Component data from apps and pages:

━━━━━━

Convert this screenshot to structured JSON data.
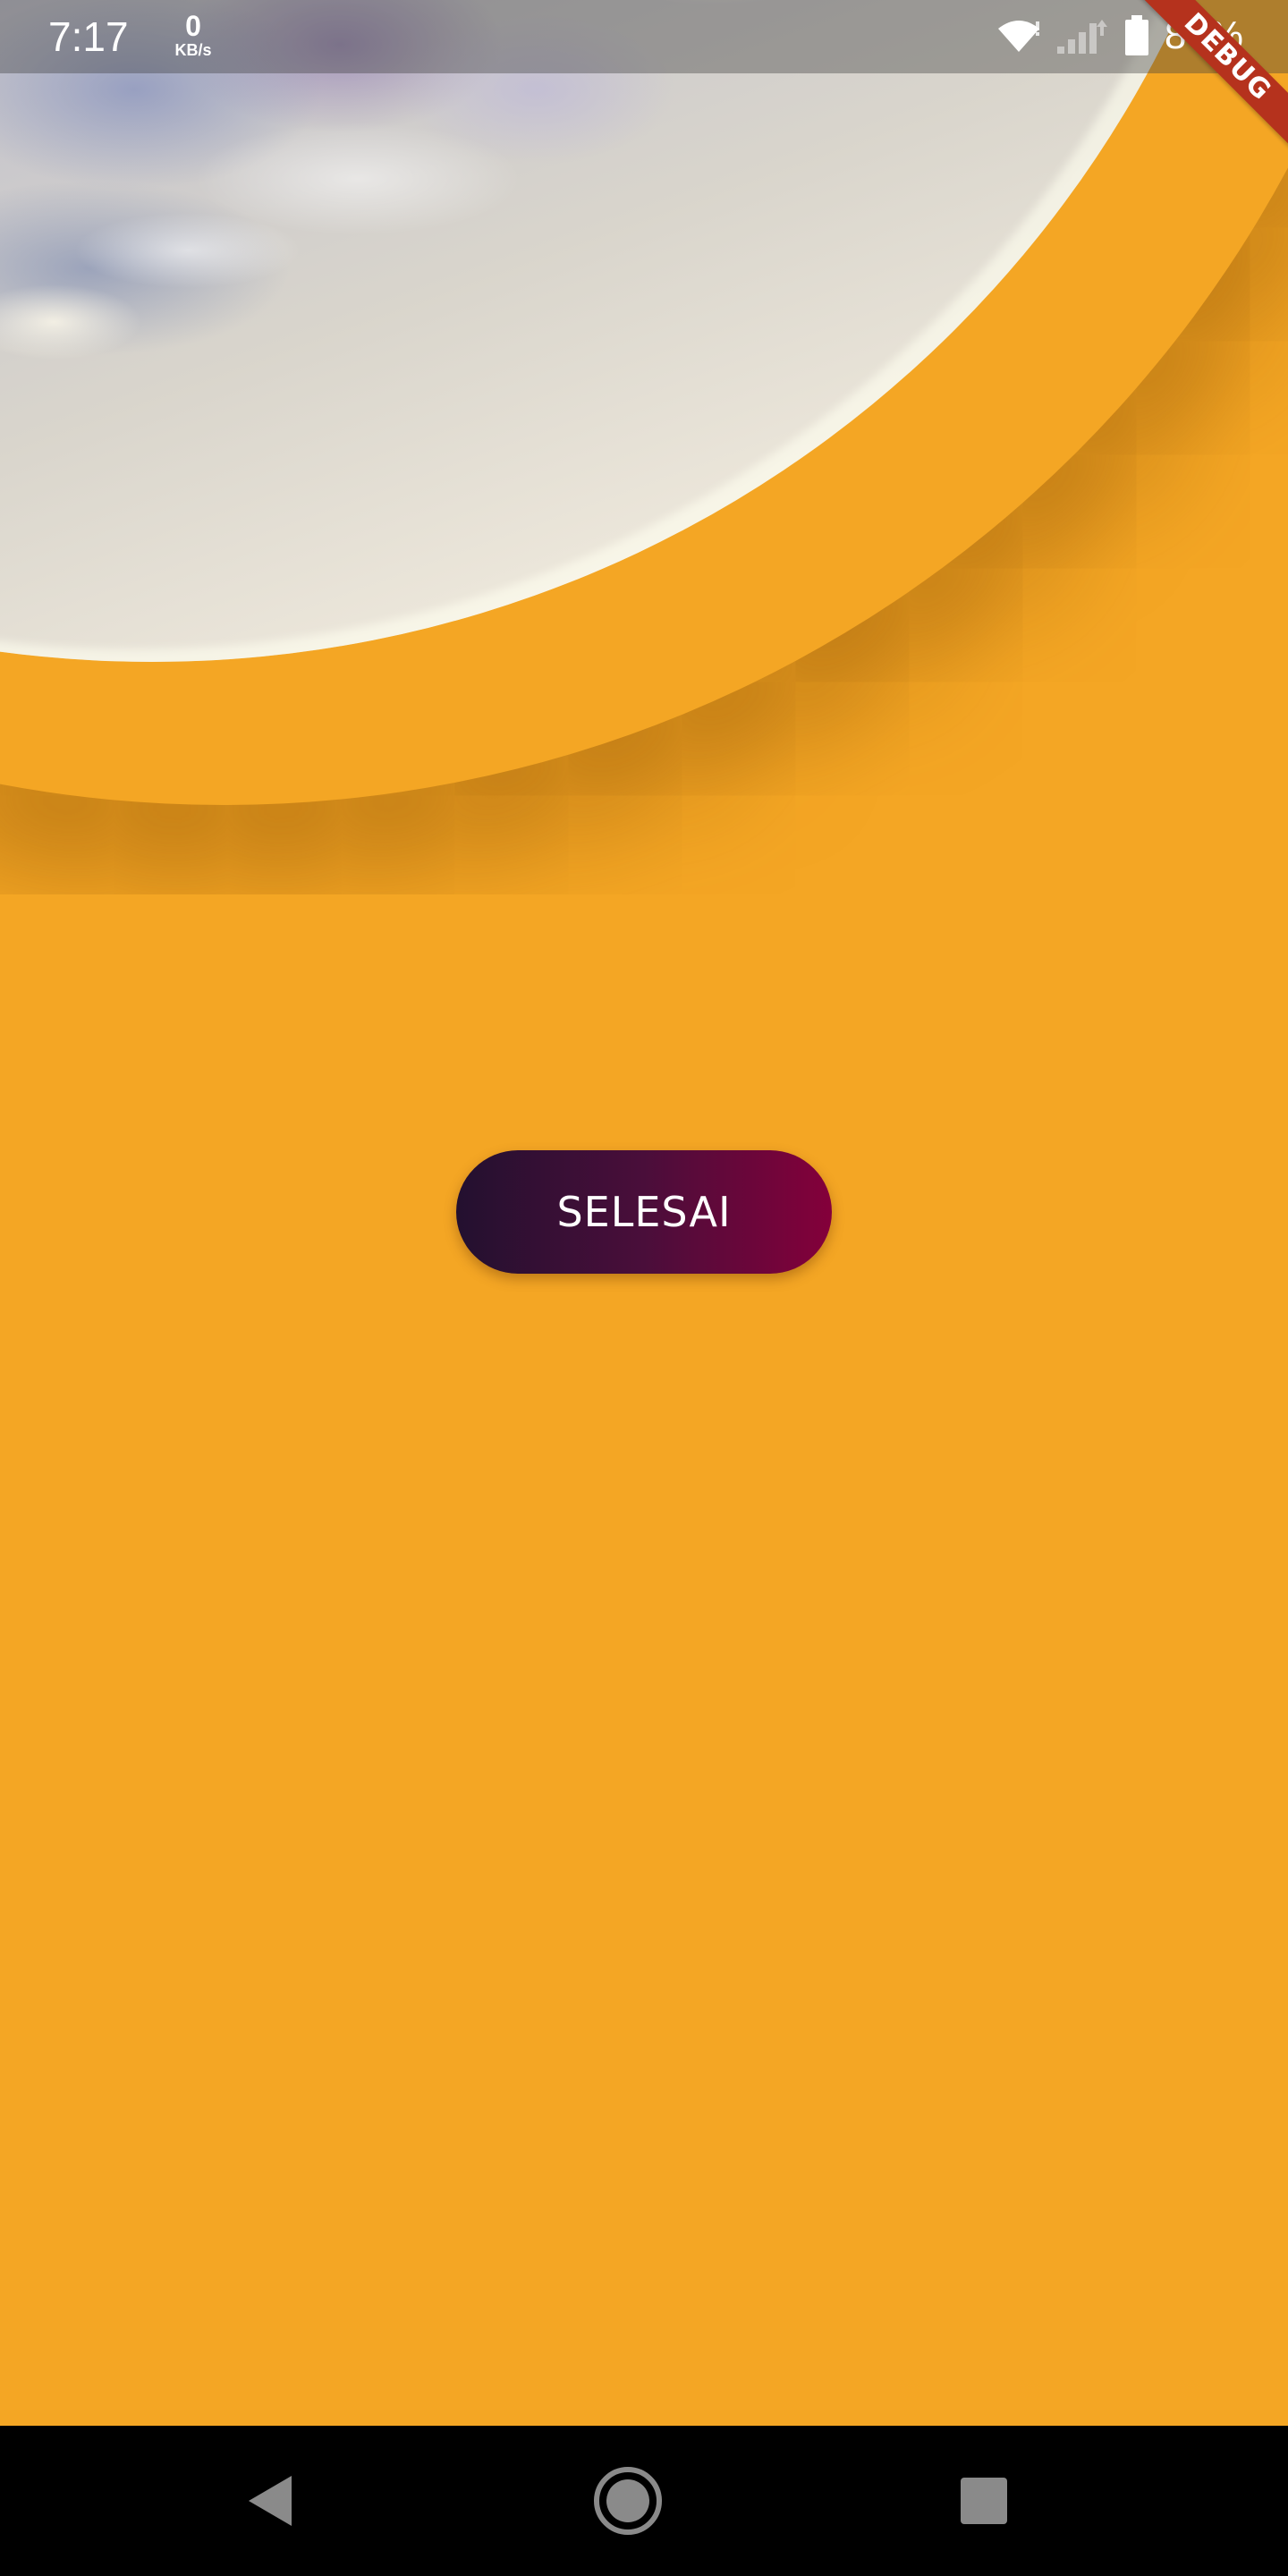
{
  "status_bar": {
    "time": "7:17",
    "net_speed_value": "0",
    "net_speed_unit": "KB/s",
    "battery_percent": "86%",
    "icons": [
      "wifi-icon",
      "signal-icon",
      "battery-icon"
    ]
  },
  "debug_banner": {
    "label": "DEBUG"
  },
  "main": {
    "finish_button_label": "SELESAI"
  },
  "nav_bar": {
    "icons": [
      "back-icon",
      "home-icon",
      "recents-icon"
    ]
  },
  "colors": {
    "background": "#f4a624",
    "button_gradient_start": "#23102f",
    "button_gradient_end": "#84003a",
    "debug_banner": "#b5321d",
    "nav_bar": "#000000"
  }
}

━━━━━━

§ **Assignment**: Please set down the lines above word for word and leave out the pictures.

§ **Your response**:
Convert this screenshot to structured JSON data.
{
  "status_bar": {
    "time": "7:17",
    "net_speed_value": "0",
    "net_speed_unit": "KB/s",
    "battery_percent": "86%",
    "icons": [
      "wifi-icon",
      "signal-icon",
      "battery-icon"
    ]
  },
  "debug_banner": {
    "label": "DEBUG"
  },
  "main": {
    "finish_button_label": "SELESAI"
  },
  "nav_bar": {
    "icons": [
      "back-icon",
      "home-icon",
      "recents-icon"
    ]
  },
  "colors": {
    "background": "#f4a624",
    "button_gradient_start": "#23102f",
    "button_gradient_end": "#84003a",
    "debug_banner": "#b5321d",
    "nav_bar": "#000000"
  }
}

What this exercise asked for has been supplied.